wealth inequality" through the practice of
and often in a most progressive, even "lifelong" way.
] Ah, complaints. One reads: "...Amazon
appeared unprepared for the level of vocal opposition in
Queens, where the company's plans were slated near the
district that elected Amazon critic Rep. Alexandria Ocasio-Cortez
to Congress. The deal with Amazon was largely negotiated by
Mayor de Blasio and Gov. Andrew Cuomo, who famously joked
about changing his name to "Amazon Cuomo" to win the second
headquarters." In "Amazon Drops Plans For New York
Headquarters," by Alina Selyukh, NPR, 14 February 2019.
As complaints about Amazon's decision fly in parallel with
complaints from progressives about progressives, one voice
observed: " 'I think everybody miscalculated here,'
said Erik Gordon, a professor at the University of
Michigan's Ross School of Business. Amazon 'believed that
they were doing New York such a big favor by bringing tech
jobs and then all the ancillary jobs that they thought that
the protests would not be as strong as they were,' Gordon
said. And, instead of working out a deal, the opposition
'basically punched Amazon in the face in public,' he
And everyone says "ouch." "We're all alike, but not today."
Because: "Democrats are fighting mad -- at each
other. For once, President Trump is not the prime target
of their rage. Amazon’s decision to scrap plans for an HQ2
campus in New York sent the circular firing squad into
action." In "Democrats are tearing themselves apart over
Amazon," by Michael Goodwin, NY Post, 17 February 2019.
You'll tell me who you are
Tell me who
it is you name
to be your dearest friend;
Knowing this, you'll tell who you are.
That's your tale. The end.
To create and animate - rhymed
paraphrase of a text by Goethe
was but a lump of clay
God molded into a man,
As if dropped out of a mother's womb
To be finished by His plan.
So Elohim puffed into his nose
With a spiritual sort of blast,
But there remained more to do
Once the sneezing was fully past.
Bones and limbs and head and yet
Hans Adam was not done;
It took until Noah and a rain of drops
To fill a tankard for such fun.
Breathing clay turned drinking man
Is God's gift of alcohol,
The same as ferments with lively yeast
Man's daily bread and all.
So, Hafiz, sing a noble song
That a drunkard might make merry,
And lead us into temptation's shrine
With much of our Creator's sherry!
If one traffics in rumors
traffics in rumors,
One is likely to get run down.
If one peddles a slew of lies,
Truth still will come to town.

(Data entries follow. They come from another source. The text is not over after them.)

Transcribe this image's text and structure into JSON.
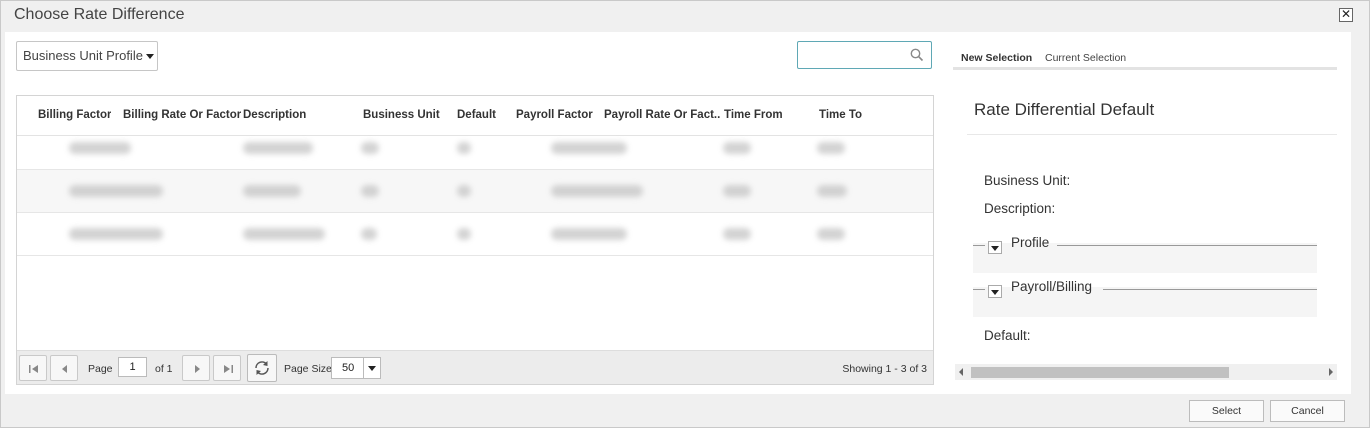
{
  "dialog": {
    "title": "Choose Rate Difference",
    "close_label": "✕"
  },
  "toolbar": {
    "profile_dropdown": "Business Unit Profile",
    "search_placeholder": ""
  },
  "grid": {
    "columns": [
      "Billing Factor",
      "Billing Rate Or Factor",
      "Description",
      "Business Unit",
      "Default",
      "Payroll Factor",
      "Payroll Rate Or Fact...",
      "Time From",
      "Time To"
    ]
  },
  "pager": {
    "page_label": "Page",
    "page_value": "1",
    "of_label": "of 1",
    "page_size_label": "Page Size",
    "page_size_value": "50",
    "showing": "Showing 1 - 3 of 3"
  },
  "right": {
    "tabs": [
      "New Selection",
      "Current Selection"
    ],
    "title": "Rate Differential Default",
    "business_unit_label": "Business Unit:",
    "description_label": "Description:",
    "profile_section": "Profile",
    "payroll_section": "Payroll/Billing",
    "default_label": "Default:"
  },
  "footer": {
    "select_label": "Select",
    "cancel_label": "Cancel"
  }
}
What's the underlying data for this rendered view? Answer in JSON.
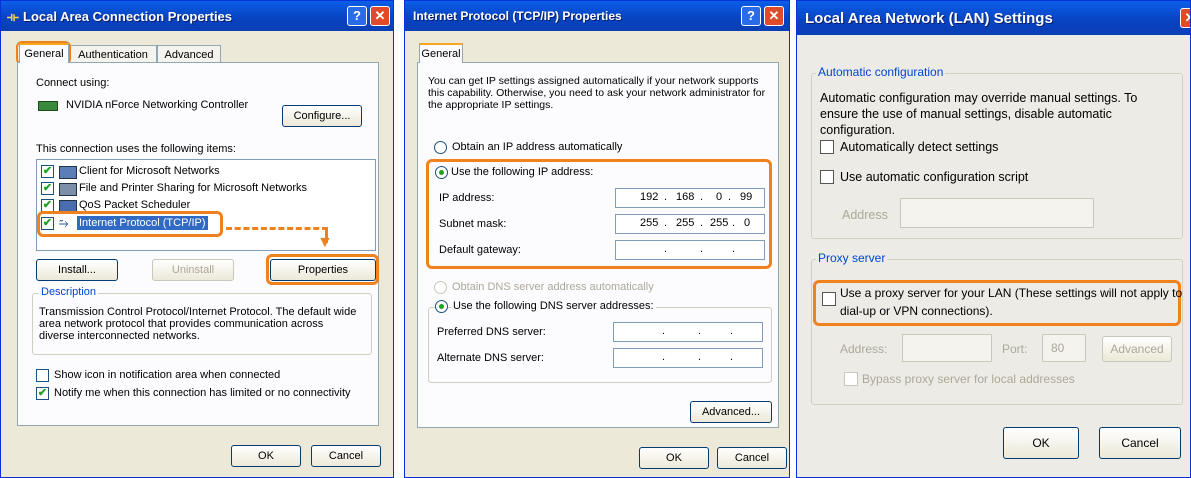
{
  "win1": {
    "title": "Local Area Connection Properties",
    "tabs": [
      "General",
      "Authentication",
      "Advanced"
    ],
    "connect_using_label": "Connect using:",
    "adapter_name": "NVIDIA nForce Networking Controller",
    "configure_label": "Configure...",
    "items_label": "This connection uses the following items:",
    "items": [
      {
        "label": "Client for Microsoft Networks",
        "checked": true,
        "icon": "network-client-icon"
      },
      {
        "label": "File and Printer Sharing for Microsoft Networks",
        "checked": true,
        "icon": "printer-sharing-icon"
      },
      {
        "label": "QoS Packet Scheduler",
        "checked": true,
        "icon": "qos-icon"
      },
      {
        "label": "Internet Protocol (TCP/IP)",
        "checked": true,
        "icon": "protocol-icon",
        "selected": true
      }
    ],
    "install_label": "Install...",
    "uninstall_label": "Uninstall",
    "properties_label": "Properties",
    "description_label": "Description",
    "description_text": "Transmission Control Protocol/Internet Protocol. The default wide area network protocol that provides communication across diverse interconnected networks.",
    "show_icon_label": "Show icon in notification area when connected",
    "notify_label": "Notify me when this connection has limited or no connectivity",
    "ok_label": "OK",
    "cancel_label": "Cancel"
  },
  "win2": {
    "title": "Internet Protocol (TCP/IP) Properties",
    "tab": "General",
    "intro": "You can get IP settings assigned automatically if your network supports this capability. Otherwise, you need to ask your network administrator for the appropriate IP settings.",
    "obtain_ip_label": "Obtain an IP address automatically",
    "use_ip_label": "Use the following IP address:",
    "ip_label": "IP address:",
    "ip_value": [
      "192",
      "168",
      "0",
      "99"
    ],
    "mask_label": "Subnet mask:",
    "mask_value": [
      "255",
      "255",
      "255",
      "0"
    ],
    "gateway_label": "Default gateway:",
    "obtain_dns_label": "Obtain DNS server address automatically",
    "use_dns_label": "Use the following DNS server addresses:",
    "preferred_dns_label": "Preferred DNS server:",
    "alternate_dns_label": "Alternate DNS server:",
    "advanced_label": "Advanced...",
    "ok_label": "OK",
    "cancel_label": "Cancel"
  },
  "win3": {
    "title": "Local Area Network (LAN) Settings",
    "auto_config_label": "Automatic configuration",
    "auto_config_text": "Automatic configuration may override manual settings.  To ensure the use of manual settings, disable automatic configuration.",
    "auto_detect_label": "Automatically detect settings",
    "auto_script_label": "Use automatic configuration script",
    "address_label": "Address",
    "proxy_label": "Proxy server",
    "use_proxy_label_1": "Use a proxy server for your LAN (These settings will not apply to",
    "use_proxy_label_2": "dial-up or VPN connections).",
    "proxy_address_label": "Address:",
    "port_label": "Port:",
    "port_value": "80",
    "advanced_label": "Advanced",
    "bypass_label": "Bypass proxy server for local addresses",
    "ok_label": "OK",
    "cancel_label": "Cancel"
  },
  "colors": {
    "titlebar": "#0842c0",
    "highlight": "#f0821e",
    "dialog_bg": "#ece9d8",
    "group_label": "#0046d5"
  }
}
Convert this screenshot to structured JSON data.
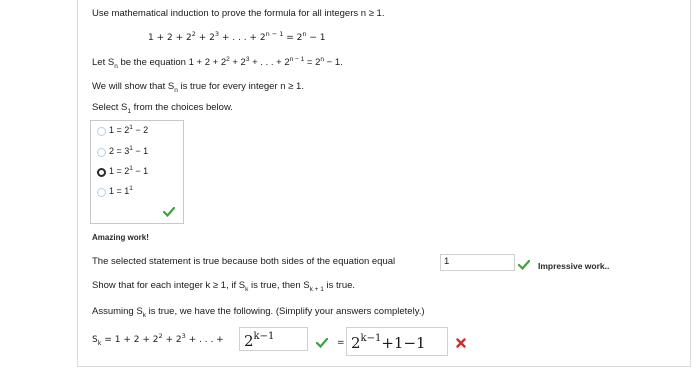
{
  "question": {
    "prompt": "Use mathematical induction to prove the formula for all integers n ≥ 1.",
    "formula": {
      "lhs_parts": [
        "1 + 2 + 2",
        "2",
        " + 2",
        "3",
        " + . . . + 2",
        "n − 1"
      ],
      "equals": " = 2",
      "rhs_exp": "n",
      "rhs_tail": " − 1"
    },
    "let_line": {
      "pre": "Let S",
      "sub": "n",
      "mid": " be the equation 1 + 2 + 2",
      "e2": "2",
      "p3": " + 2",
      "e3": "3",
      "dots": " + . . . + 2",
      "en1": "n − 1",
      "eq": " = 2",
      "en": "n",
      "tail": " − 1."
    },
    "show_line": {
      "pre": "We will show that S",
      "sub": "n",
      "post": " is true for every integer n ≥ 1."
    },
    "select_line": {
      "pre": "Select S",
      "sub": "1",
      "post": " from the choices below."
    }
  },
  "choices": [
    {
      "lhs": "1 = 2",
      "exp": "1",
      "tail": " − 2",
      "selected": false
    },
    {
      "lhs": "2 = 3",
      "exp": "1",
      "tail": " − 1",
      "selected": false
    },
    {
      "lhs": "1 = 2",
      "exp": "1",
      "tail": " − 1",
      "selected": true
    },
    {
      "lhs": "1 = 1",
      "exp": "1",
      "tail": "",
      "selected": false
    }
  ],
  "feedback": {
    "amazing": "Amazing work!",
    "impressive": "Impressive work.."
  },
  "step2": {
    "statement": "The selected statement is true because both sides of the equation equal",
    "answer": "1",
    "show_pre": "Show that for each integer k ≥ 1, if S",
    "show_sub": "k",
    "show_mid": " is true, then S",
    "show_sub2": "k + 1",
    "show_post": " is true.",
    "assume_pre": "Assuming S",
    "assume_sub": "k",
    "assume_post": " is true, we have the following. (Simplify your answers completely.)"
  },
  "equation": {
    "s_pre": "S",
    "s_sub": "k",
    "lhs_a": " = 1 + 2 + 2",
    "lhs_e2": "2",
    "lhs_b": " + 2",
    "lhs_e3": "3",
    "lhs_c": " + . . . +",
    "box1_base": "2",
    "box1_exp": "k−1",
    "equals": "=",
    "box2_base": "2",
    "box2_exp": "k−1",
    "box2_tail": "+1−1"
  },
  "colors": {
    "check": "#3aa63a",
    "wrong": "#d12b2b"
  }
}
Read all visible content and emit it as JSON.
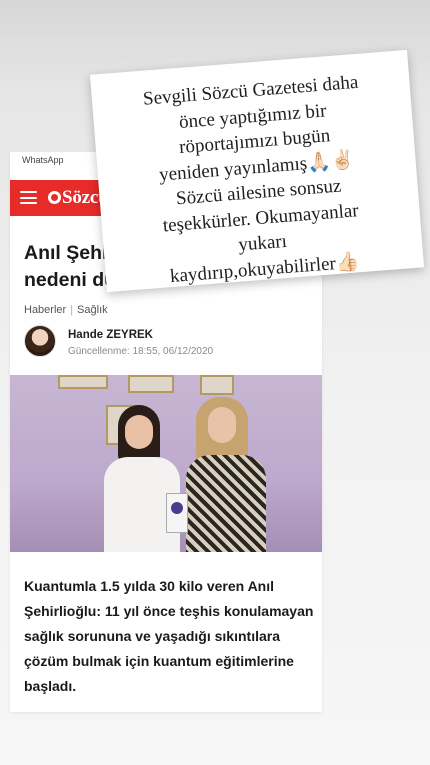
{
  "status_bar": {
    "app_label": "WhatsApp"
  },
  "site": {
    "logo_text": "Sözcü",
    "accent_color": "#e62b29"
  },
  "article": {
    "headline": "Anıl Şehirlioğ\nnedeni duygu",
    "breadcrumb": [
      "Haberler",
      "Sağlık"
    ],
    "author": "Hande ZEYREK",
    "updated": "Güncellenme: 18:55, 06/12/2020",
    "summary": "Kuantumla 1.5 yılda 30 kilo veren Anıl Şehirlioğlu: 11 yıl önce teşhis konulamayan sağlık sorununa ve yaşadığı sıkıntılara çözüm bulmak için kuantum eğitimlerine başladı."
  },
  "note": {
    "text": "Sevgili Sözcü Gazetesi daha\nönce yaptığımız bir\nröportajımızı bugün\nyeniden yayınlamış🙏🏻✌🏻\nSözcü ailesine sonsuz\nteşekkürler. Okumayanlar\nyukarı\nkaydırıp,okuyabilirler👍🏻"
  }
}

If one relies on gossiping wags,
In innuendos one will drown.
If one would be a king of fools,
We're sure to see that crown.
When words are overused
are overused, -used, -used,
We come to see they're abused,
Words which have accused, -cused, -cused,
When overused become bruised,
Such words when so infused, -fusd, -fused,
With overuse are defused, -fused,
if boozed, boozed, boozed,
And lose their punch, as refused,